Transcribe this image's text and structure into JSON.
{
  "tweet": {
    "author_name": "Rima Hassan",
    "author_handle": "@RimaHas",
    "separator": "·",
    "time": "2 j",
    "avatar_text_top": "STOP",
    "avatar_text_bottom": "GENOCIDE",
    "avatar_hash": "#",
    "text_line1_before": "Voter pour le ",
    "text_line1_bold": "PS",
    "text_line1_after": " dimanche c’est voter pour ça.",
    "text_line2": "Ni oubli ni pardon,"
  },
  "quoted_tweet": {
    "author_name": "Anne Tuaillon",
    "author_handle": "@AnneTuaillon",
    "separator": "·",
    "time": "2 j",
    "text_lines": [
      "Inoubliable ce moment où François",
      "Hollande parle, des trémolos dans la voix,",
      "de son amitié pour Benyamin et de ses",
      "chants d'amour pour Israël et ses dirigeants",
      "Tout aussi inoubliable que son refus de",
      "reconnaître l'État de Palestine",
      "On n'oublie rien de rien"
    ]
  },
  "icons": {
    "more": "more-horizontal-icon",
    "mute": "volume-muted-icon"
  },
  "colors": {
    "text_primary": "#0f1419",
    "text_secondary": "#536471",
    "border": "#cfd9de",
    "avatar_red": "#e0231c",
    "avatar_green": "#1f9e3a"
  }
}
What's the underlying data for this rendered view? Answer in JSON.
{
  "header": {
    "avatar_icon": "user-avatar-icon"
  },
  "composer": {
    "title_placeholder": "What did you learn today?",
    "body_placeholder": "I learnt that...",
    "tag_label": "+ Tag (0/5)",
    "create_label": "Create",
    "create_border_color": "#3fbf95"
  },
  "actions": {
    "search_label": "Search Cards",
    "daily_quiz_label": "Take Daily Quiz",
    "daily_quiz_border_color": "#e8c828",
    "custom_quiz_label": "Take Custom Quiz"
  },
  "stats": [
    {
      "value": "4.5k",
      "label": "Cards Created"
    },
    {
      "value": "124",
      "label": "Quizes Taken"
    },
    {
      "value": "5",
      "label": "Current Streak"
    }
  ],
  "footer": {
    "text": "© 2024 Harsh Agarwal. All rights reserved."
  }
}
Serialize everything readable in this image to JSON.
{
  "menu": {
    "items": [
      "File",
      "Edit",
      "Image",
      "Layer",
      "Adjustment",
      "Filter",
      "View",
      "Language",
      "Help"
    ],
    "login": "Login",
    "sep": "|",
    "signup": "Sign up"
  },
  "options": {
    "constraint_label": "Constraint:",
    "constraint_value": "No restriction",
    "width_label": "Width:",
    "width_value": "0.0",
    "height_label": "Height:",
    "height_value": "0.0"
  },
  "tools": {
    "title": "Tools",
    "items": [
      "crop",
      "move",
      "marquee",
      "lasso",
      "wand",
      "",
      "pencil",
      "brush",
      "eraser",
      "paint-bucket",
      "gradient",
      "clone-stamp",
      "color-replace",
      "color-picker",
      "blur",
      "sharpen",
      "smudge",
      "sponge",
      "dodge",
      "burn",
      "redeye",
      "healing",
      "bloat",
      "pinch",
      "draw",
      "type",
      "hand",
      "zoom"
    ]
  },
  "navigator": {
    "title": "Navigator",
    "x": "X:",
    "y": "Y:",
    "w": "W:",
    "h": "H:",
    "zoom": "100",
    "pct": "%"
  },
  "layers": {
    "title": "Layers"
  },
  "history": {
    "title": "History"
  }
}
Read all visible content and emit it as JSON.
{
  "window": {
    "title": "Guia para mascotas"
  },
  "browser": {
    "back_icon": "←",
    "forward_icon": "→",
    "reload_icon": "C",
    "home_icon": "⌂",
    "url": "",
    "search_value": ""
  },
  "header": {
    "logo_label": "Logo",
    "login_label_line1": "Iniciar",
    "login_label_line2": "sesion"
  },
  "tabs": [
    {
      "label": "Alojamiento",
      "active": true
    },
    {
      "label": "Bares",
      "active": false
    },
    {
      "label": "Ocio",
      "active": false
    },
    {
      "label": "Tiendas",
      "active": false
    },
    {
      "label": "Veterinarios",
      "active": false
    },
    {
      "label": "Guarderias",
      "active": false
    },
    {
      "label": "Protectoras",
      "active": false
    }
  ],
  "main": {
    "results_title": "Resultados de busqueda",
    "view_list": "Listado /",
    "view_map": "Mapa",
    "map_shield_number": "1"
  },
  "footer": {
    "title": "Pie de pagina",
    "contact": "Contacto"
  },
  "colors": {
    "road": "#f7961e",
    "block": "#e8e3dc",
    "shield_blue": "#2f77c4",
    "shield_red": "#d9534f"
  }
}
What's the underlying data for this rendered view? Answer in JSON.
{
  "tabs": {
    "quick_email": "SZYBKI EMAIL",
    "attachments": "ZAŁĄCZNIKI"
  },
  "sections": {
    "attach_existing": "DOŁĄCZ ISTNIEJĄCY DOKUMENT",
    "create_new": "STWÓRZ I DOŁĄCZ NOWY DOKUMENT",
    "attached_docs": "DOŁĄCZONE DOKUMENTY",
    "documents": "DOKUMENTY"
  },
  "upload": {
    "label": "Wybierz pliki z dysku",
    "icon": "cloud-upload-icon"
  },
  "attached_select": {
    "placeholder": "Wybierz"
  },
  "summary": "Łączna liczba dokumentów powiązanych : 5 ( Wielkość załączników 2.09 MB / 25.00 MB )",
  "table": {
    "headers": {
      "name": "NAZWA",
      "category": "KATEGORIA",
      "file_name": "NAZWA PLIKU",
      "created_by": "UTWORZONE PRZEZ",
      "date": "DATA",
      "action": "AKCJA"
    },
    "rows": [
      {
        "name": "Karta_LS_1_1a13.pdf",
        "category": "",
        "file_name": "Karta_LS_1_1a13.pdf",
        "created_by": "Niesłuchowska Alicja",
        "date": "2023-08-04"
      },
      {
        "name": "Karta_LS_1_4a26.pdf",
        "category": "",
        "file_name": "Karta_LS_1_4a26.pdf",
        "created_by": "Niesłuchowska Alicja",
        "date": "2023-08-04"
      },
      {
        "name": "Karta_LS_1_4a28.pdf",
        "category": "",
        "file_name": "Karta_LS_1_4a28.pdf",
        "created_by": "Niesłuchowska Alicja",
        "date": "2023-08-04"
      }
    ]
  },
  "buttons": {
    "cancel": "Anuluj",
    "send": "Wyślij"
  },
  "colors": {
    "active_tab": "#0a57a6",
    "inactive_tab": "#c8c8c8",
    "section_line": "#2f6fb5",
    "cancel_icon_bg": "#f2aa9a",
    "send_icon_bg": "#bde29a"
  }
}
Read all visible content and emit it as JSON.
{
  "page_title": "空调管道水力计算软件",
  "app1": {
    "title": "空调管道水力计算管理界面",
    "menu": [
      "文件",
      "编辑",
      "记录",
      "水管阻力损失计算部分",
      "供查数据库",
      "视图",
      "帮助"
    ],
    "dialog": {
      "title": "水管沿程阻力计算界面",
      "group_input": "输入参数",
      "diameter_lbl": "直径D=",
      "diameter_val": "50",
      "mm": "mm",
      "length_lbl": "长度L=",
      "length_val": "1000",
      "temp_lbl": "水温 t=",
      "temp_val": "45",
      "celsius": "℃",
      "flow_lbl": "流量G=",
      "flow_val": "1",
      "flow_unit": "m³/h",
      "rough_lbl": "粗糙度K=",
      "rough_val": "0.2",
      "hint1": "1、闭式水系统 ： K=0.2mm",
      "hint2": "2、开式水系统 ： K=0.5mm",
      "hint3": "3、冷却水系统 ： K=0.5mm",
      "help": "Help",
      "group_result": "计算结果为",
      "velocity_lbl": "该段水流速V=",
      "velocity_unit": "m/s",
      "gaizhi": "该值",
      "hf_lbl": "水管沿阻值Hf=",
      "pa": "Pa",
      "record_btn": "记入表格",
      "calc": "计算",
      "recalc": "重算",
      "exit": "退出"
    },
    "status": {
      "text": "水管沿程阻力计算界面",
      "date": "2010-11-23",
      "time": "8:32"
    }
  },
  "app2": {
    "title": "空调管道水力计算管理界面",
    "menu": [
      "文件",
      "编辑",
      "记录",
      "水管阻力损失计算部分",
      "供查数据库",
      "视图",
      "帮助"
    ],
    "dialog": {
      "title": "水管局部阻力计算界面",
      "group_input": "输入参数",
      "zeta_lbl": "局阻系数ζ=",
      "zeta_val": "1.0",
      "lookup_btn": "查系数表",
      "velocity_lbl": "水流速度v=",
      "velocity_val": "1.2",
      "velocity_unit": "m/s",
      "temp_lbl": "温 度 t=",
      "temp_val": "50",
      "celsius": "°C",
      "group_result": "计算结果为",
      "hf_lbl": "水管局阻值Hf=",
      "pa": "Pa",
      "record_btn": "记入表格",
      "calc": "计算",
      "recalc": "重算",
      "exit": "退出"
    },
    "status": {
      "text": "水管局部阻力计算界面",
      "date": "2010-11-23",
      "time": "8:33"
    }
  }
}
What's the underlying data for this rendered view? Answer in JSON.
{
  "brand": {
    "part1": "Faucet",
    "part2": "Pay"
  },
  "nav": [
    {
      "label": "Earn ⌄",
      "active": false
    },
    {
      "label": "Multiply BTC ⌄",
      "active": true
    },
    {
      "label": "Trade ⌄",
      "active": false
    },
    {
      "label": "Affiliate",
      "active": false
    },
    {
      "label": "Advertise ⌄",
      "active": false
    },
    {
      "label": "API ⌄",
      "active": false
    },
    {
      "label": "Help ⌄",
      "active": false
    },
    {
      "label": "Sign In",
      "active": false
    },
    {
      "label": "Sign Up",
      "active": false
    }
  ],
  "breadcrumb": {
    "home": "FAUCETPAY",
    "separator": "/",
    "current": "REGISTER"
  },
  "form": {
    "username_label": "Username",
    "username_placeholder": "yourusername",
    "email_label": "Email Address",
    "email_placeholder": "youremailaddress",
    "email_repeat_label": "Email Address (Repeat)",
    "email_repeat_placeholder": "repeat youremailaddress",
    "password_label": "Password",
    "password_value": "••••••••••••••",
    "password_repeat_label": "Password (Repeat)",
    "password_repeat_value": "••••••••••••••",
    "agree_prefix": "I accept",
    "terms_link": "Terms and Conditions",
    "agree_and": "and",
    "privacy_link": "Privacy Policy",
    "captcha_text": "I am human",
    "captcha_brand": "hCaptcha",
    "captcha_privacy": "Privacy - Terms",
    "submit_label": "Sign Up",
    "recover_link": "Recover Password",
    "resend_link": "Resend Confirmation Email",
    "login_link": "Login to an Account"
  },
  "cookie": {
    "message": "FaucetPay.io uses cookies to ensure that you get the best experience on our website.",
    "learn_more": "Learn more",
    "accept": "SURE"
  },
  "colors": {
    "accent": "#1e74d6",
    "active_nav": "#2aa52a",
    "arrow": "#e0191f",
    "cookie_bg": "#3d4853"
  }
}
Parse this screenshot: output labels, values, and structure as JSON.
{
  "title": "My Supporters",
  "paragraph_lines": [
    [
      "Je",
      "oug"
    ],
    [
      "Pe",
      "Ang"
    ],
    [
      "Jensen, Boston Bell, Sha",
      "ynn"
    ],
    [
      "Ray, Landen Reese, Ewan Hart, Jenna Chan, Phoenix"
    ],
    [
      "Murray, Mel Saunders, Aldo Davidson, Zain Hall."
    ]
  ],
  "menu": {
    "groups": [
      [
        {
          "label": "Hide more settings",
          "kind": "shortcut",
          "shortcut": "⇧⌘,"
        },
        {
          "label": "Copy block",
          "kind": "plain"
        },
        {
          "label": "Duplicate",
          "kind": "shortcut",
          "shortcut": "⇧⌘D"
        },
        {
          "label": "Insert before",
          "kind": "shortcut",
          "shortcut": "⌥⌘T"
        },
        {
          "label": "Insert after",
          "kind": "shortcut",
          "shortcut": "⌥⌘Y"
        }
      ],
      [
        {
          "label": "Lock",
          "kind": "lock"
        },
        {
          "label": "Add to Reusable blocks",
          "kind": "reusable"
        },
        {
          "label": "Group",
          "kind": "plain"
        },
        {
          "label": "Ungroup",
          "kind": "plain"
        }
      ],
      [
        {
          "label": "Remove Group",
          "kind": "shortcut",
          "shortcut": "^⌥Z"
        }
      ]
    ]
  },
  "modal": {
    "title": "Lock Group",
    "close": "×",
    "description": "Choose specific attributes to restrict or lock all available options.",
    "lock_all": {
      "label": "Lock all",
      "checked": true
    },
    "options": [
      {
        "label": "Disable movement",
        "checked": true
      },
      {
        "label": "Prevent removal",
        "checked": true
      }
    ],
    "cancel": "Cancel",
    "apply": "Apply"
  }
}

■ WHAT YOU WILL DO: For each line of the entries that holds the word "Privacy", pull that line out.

■ ANSWER TO THIS TASK:
    "privacy_link": "Privacy Policy",
    "captcha_privacy": "Privacy - Terms",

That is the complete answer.